"A lot of people tried to figure a way we could save (the club), but we just couldn't do it," Latimer said.
Clements had been part of the effort to land the building on the National Register in the first place in the early 1980s.
Contrary to popular belief, being on the register is no guarantee of a building's survival.
Historian Stan Poe said local regulations and protections are more effective than the national designation.
"You can just go into hearings and have the protections removed," Poe said. "It's just a layer of protection."
The demise of the Pacific Coast Club and the Jergin's Trust building did, however, lead to reform.
In 1988, Ruthann Lehrer became the city's first historic preservation officer and helped design regulations to protect historic structures.

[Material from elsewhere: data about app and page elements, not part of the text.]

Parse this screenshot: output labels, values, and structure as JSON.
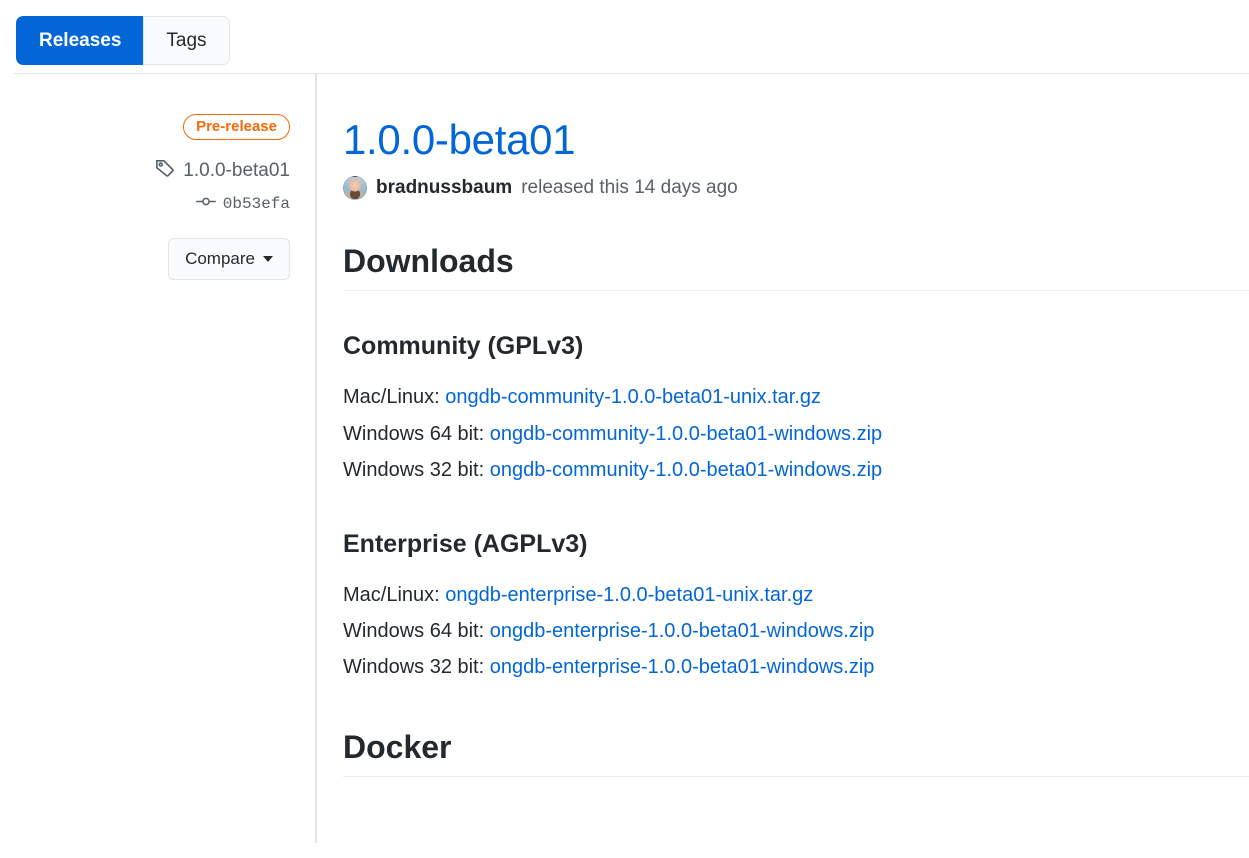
{
  "toggle": {
    "releases_label": "Releases",
    "tags_label": "Tags"
  },
  "sidebar": {
    "prerelease_label": "Pre-release",
    "tag_name": "1.0.0-beta01",
    "commit_sha": "0b53efa",
    "compare_label": "Compare"
  },
  "release": {
    "title": "1.0.0-beta01",
    "author": "bradnussbaum",
    "released_text": "released this 14 days ago"
  },
  "downloads": {
    "heading": "Downloads",
    "sections": [
      {
        "heading": "Community (GPLv3)",
        "rows": [
          {
            "label": "Mac/Linux:",
            "link": "ongdb-community-1.0.0-beta01-unix.tar.gz"
          },
          {
            "label": "Windows 64 bit:",
            "link": "ongdb-community-1.0.0-beta01-windows.zip"
          },
          {
            "label": "Windows 32 bit:",
            "link": "ongdb-community-1.0.0-beta01-windows.zip"
          }
        ]
      },
      {
        "heading": "Enterprise (AGPLv3)",
        "rows": [
          {
            "label": "Mac/Linux:",
            "link": "ongdb-enterprise-1.0.0-beta01-unix.tar.gz"
          },
          {
            "label": "Windows 64 bit:",
            "link": "ongdb-enterprise-1.0.0-beta01-windows.zip"
          },
          {
            "label": "Windows 32 bit:",
            "link": "ongdb-enterprise-1.0.0-beta01-windows.zip"
          }
        ]
      }
    ]
  },
  "docker": {
    "heading": "Docker"
  },
  "colors": {
    "accent_blue": "#0366d6",
    "prerelease_orange": "#f66a0a",
    "muted_gray": "#586069",
    "border_gray": "#e1e4e8"
  }
}
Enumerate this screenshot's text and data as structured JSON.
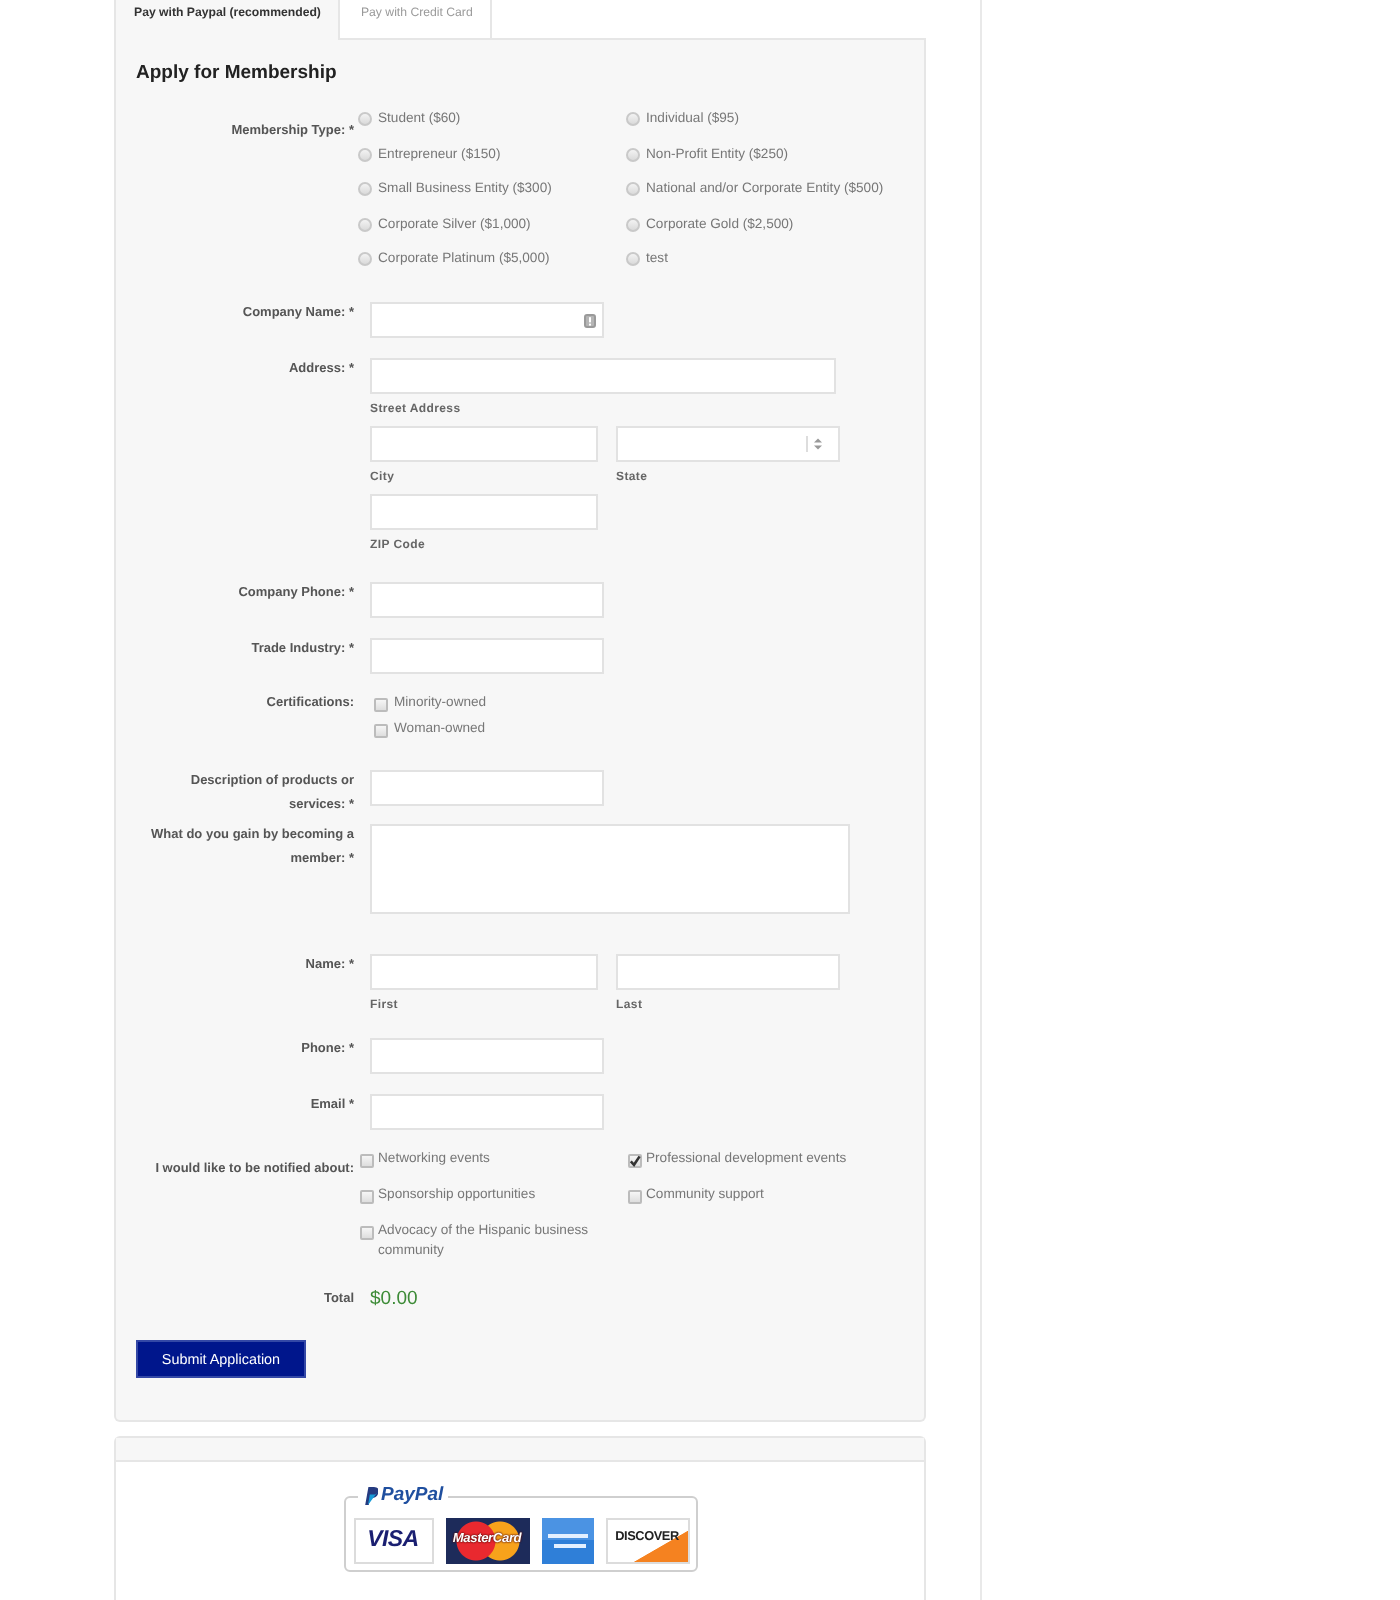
{
  "tabs": [
    {
      "label": "Pay with Paypal (recommended)",
      "selected": true
    },
    {
      "label": "Pay with Credit Card",
      "selected": false
    }
  ],
  "form": {
    "title": "Apply for Membership",
    "rows": [
      {
        "kind": "radio-grid",
        "label": "Membership Type: *",
        "options": [
          {
            "label": "Student ($60)",
            "selected": false
          },
          {
            "label": "Individual ($95)",
            "selected": false
          },
          {
            "label": "Entrepreneur ($150)",
            "selected": false
          },
          {
            "label": "Non-Profit Entity ($250)",
            "selected": false
          },
          {
            "label": "Small Business Entity ($300)",
            "selected": false
          },
          {
            "label": "National and/or Corporate Entity ($500)",
            "selected": false
          },
          {
            "label": "Corporate Silver ($1,000)",
            "selected": false
          },
          {
            "label": "Corporate Gold ($2,500)",
            "selected": false
          },
          {
            "label": "Corporate Platinum ($5,000)",
            "selected": false
          },
          {
            "label": "test",
            "selected": false
          }
        ]
      },
      {
        "kind": "text",
        "label": "Company Name: *",
        "autofill_icon": true
      },
      {
        "kind": "address",
        "label": "Address: *",
        "street_caption": "Street Address",
        "city_caption": "City",
        "state_caption": "State",
        "zip_caption": "ZIP Code"
      },
      {
        "kind": "text",
        "label": "Company Phone: *"
      },
      {
        "kind": "text",
        "label": "Trade Industry: *"
      },
      {
        "kind": "checkbox-list",
        "label": "Certifications:",
        "options": [
          {
            "label": "Minority-owned",
            "checked": false
          },
          {
            "label": "Woman-owned",
            "checked": false
          }
        ]
      },
      {
        "kind": "text",
        "label": "Description of products or services: *"
      },
      {
        "kind": "textarea",
        "label": "What do you gain by becoming a member: *"
      },
      {
        "kind": "name",
        "label": "Name: *",
        "first_caption": "First",
        "last_caption": "Last"
      },
      {
        "kind": "text",
        "label": "Phone: *"
      },
      {
        "kind": "text",
        "label": "Email *"
      },
      {
        "kind": "checkbox-grid",
        "label": "I would like to be notified about:",
        "options": [
          {
            "label": "Networking events",
            "checked": false
          },
          {
            "label": "Professional development events",
            "checked": true
          },
          {
            "label": "Sponsorship opportunities",
            "checked": false
          },
          {
            "label": "Community support",
            "checked": false
          },
          {
            "label": "Advocacy of the Hispanic business community",
            "checked": false
          }
        ]
      },
      {
        "kind": "total",
        "label": "Total",
        "value": "$0.00"
      }
    ],
    "submit": {
      "label": "Submit Application"
    }
  },
  "payment": {
    "title": "PayPal",
    "cards": [
      {
        "kind": "visa",
        "label": "VISA"
      },
      {
        "kind": "mastercard",
        "label": "MasterCard"
      },
      {
        "kind": "amex"
      },
      {
        "kind": "discover",
        "label": "DISCOVER"
      }
    ]
  }
}
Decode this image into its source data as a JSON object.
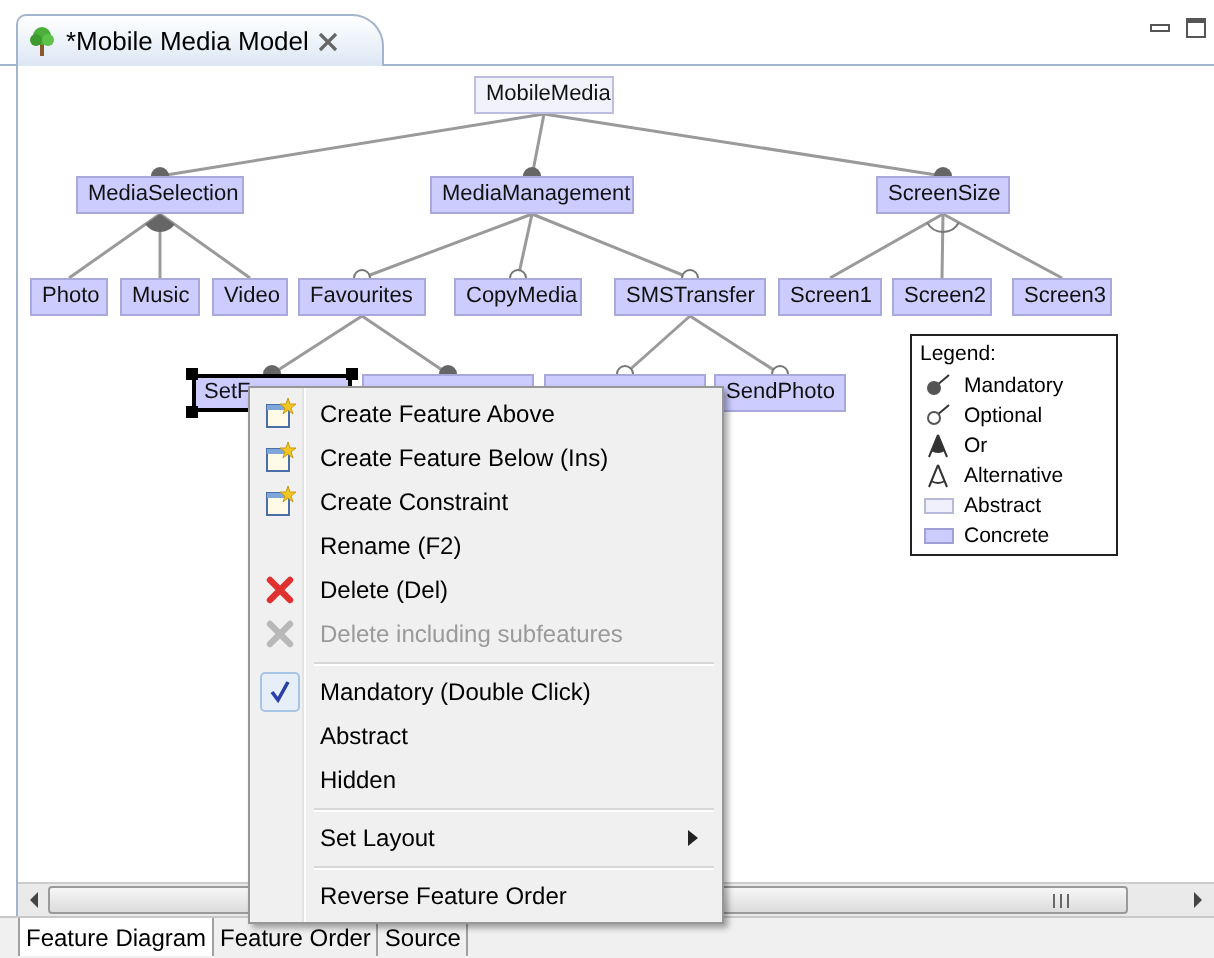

Lehrer later said, "Out of the trauma of losing those buildings came this position."
The stronger commitment to preservation helped save buildings that might have had the same fate as Jergins and Pacific Coast Club, Lehrer said.
She listed the Walker Department building, the Masonic Temple, the Kress building, the Insurance Exchange building and the Harriman Jones Clinic as examples.
That doesn't mean all historic and significant buildings were saved, but it became considerably more difficult to demolish them.
But it was the loss of the Pacific Coast Club that really hurt.
"Everyone loved the building," Otto said. "It was like the Queen Mary is now, just something everyone identified with Long Beach."
Adrienne LaFrance of Digital First Media contributed to this report.